WORK REQUIRED — Nothing in the data should be altered when it is repeated in full.

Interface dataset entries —
☆ ☆ ☆ ☆ ☆ ☆ ☆

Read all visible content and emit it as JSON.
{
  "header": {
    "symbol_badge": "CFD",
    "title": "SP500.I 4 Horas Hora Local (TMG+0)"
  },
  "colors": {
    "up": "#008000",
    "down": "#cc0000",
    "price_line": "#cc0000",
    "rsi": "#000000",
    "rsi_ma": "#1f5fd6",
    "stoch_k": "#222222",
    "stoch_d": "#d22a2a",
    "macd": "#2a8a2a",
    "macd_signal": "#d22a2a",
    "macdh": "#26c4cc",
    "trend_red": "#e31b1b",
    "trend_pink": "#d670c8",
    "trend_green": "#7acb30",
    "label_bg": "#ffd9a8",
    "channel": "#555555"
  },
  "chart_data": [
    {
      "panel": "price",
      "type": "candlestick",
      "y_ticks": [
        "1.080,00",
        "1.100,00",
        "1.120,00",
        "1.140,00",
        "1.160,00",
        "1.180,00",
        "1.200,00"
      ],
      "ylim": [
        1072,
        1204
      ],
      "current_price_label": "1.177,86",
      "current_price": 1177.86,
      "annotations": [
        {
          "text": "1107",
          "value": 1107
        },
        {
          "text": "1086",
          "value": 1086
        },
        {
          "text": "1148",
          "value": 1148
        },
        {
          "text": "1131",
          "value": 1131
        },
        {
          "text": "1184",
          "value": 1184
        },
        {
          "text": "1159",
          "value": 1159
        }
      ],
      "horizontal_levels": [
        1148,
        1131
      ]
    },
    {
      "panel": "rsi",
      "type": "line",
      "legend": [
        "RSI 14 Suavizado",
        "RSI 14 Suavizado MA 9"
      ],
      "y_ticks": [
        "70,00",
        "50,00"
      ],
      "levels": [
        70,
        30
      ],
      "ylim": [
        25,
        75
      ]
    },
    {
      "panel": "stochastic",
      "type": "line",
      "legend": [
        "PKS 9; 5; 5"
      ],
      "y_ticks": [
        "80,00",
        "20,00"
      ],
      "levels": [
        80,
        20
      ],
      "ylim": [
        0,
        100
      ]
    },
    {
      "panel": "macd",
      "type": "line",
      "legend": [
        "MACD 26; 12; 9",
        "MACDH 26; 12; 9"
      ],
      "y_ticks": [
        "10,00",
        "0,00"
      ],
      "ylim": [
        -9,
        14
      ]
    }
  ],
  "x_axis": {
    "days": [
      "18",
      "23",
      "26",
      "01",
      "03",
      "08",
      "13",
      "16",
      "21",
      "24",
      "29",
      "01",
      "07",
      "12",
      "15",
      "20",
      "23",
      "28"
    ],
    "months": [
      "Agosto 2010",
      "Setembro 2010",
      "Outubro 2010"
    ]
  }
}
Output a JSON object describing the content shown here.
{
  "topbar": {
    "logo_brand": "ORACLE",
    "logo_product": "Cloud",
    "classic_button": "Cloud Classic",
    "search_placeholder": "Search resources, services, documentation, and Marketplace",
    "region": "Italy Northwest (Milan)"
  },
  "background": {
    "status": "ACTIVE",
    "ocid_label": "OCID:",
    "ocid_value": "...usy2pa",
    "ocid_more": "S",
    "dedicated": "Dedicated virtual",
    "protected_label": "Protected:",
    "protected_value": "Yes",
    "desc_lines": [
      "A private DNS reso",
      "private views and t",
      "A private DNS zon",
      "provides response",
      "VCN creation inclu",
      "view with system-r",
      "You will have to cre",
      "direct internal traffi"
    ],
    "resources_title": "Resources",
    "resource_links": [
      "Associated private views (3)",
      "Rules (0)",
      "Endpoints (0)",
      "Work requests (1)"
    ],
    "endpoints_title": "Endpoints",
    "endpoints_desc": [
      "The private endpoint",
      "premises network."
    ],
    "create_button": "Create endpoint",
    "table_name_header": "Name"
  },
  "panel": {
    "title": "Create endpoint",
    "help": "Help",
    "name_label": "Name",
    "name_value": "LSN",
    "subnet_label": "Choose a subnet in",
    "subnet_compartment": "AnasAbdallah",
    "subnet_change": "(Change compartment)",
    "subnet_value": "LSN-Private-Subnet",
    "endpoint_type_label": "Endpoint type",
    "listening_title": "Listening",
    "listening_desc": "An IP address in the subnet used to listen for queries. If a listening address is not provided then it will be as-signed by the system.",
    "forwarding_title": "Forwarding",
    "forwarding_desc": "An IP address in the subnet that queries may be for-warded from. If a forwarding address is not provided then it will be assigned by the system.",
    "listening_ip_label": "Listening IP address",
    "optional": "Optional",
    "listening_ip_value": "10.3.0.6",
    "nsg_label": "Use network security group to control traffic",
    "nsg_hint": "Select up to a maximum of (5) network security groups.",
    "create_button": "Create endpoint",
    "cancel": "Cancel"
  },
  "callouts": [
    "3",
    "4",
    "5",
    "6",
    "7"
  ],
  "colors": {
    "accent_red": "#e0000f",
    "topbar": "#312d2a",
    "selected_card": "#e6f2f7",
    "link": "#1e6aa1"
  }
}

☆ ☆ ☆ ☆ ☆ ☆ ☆

REPLY TO THE TASK —
Read all visible content and emit it as JSON.
{
  "header": {
    "symbol_badge": "CFD",
    "title": "SP500.I 4 Horas Hora Local (TMG+0)"
  },
  "colors": {
    "up": "#008000",
    "down": "#cc0000",
    "price_line": "#cc0000",
    "rsi": "#000000",
    "rsi_ma": "#1f5fd6",
    "stoch_k": "#222222",
    "stoch_d": "#d22a2a",
    "macd": "#2a8a2a",
    "macd_signal": "#d22a2a",
    "macdh": "#26c4cc",
    "trend_red": "#e31b1b",
    "trend_pink": "#d670c8",
    "trend_green": "#7acb30",
    "label_bg": "#ffd9a8",
    "channel": "#555555"
  },
  "chart_data": [
    {
      "panel": "price",
      "type": "candlestick",
      "y_ticks": [
        "1.080,00",
        "1.100,00",
        "1.120,00",
        "1.140,00",
        "1.160,00",
        "1.180,00",
        "1.200,00"
      ],
      "ylim": [
        1072,
        1204
      ],
      "current_price_label": "1.177,86",
      "current_price": 1177.86,
      "annotations": [
        {
          "text": "1107",
          "value": 1107
        },
        {
          "text": "1086",
          "value": 1086
        },
        {
          "text": "1148",
          "value": 1148
        },
        {
          "text": "1131",
          "value": 1131
        },
        {
          "text": "1184",
          "value": 1184
        },
        {
          "text": "1159",
          "value": 1159
        }
      ],
      "horizontal_levels": [
        1148,
        1131
      ]
    },
    {
      "panel": "rsi",
      "type": "line",
      "legend": [
        "RSI 14 Suavizado",
        "RSI 14 Suavizado MA 9"
      ],
      "y_ticks": [
        "70,00",
        "50,00"
      ],
      "levels": [
        70,
        30
      ],
      "ylim": [
        25,
        75
      ]
    },
    {
      "panel": "stochastic",
      "type": "line",
      "legend": [
        "PKS 9; 5; 5"
      ],
      "y_ticks": [
        "80,00",
        "20,00"
      ],
      "levels": [
        80,
        20
      ],
      "ylim": [
        0,
        100
      ]
    },
    {
      "panel": "macd",
      "type": "line",
      "legend": [
        "MACD 26; 12; 9",
        "MACDH 26; 12; 9"
      ],
      "y_ticks": [
        "10,00",
        "0,00"
      ],
      "ylim": [
        -9,
        14
      ]
    }
  ],
  "x_axis": {
    "days": [
      "18",
      "23",
      "26",
      "01",
      "03",
      "08",
      "13",
      "16",
      "21",
      "24",
      "29",
      "01",
      "07",
      "12",
      "15",
      "20",
      "23",
      "28"
    ],
    "months": [
      "Agosto 2010",
      "Setembro 2010",
      "Outubro 2010"
    ]
  }
}
Output a JSON object describing the content shown here.
{
  "topbar": {
    "logo_brand": "ORACLE",
    "logo_product": "Cloud",
    "classic_button": "Cloud Classic",
    "search_placeholder": "Search resources, services, documentation, and Marketplace",
    "region": "Italy Northwest (Milan)"
  },
  "background": {
    "status": "ACTIVE",
    "ocid_label": "OCID:",
    "ocid_value": "...usy2pa",
    "ocid_more": "S",
    "dedicated": "Dedicated virtual",
    "protected_label": "Protected:",
    "protected_value": "Yes",
    "desc_lines": [
      "A private DNS reso",
      "private views and t",
      "A private DNS zon",
      "provides response",
      "VCN creation inclu",
      "view with system-r",
      "You will have to cre",
      "direct internal traffi"
    ],
    "resources_title": "Resources",
    "resource_links": [
      "Associated private views (3)",
      "Rules (0)",
      "Endpoints (0)",
      "Work requests (1)"
    ],
    "endpoints_title": "Endpoints",
    "endpoints_desc": [
      "The private endpoint",
      "premises network."
    ],
    "create_button": "Create endpoint",
    "table_name_header": "Name"
  },
  "panel": {
    "title": "Create endpoint",
    "help": "Help",
    "name_label": "Name",
    "name_value": "LSN",
    "subnet_label": "Choose a subnet in",
    "subnet_compartment": "AnasAbdallah",
    "subnet_change": "(Change compartment)",
    "subnet_value": "LSN-Private-Subnet",
    "endpoint_type_label": "Endpoint type",
    "listening_title": "Listening",
    "listening_desc": "An IP address in the subnet used to listen for queries. If a listening address is not provided then it will be as-signed by the system.",
    "forwarding_title": "Forwarding",
    "forwarding_desc": "An IP address in the subnet that queries may be for-warded from. If a forwarding address is not provided then it will be assigned by the system.",
    "listening_ip_label": "Listening IP address",
    "optional": "Optional",
    "listening_ip_value": "10.3.0.6",
    "nsg_label": "Use network security group to control traffic",
    "nsg_hint": "Select up to a maximum of (5) network security groups.",
    "create_button": "Create endpoint",
    "cancel": "Cancel"
  },
  "callouts": [
    "3",
    "4",
    "5",
    "6",
    "7"
  ],
  "colors": {
    "accent_red": "#e0000f",
    "topbar": "#312d2a",
    "selected_card": "#e6f2f7",
    "link": "#1e6aa1"
  }
}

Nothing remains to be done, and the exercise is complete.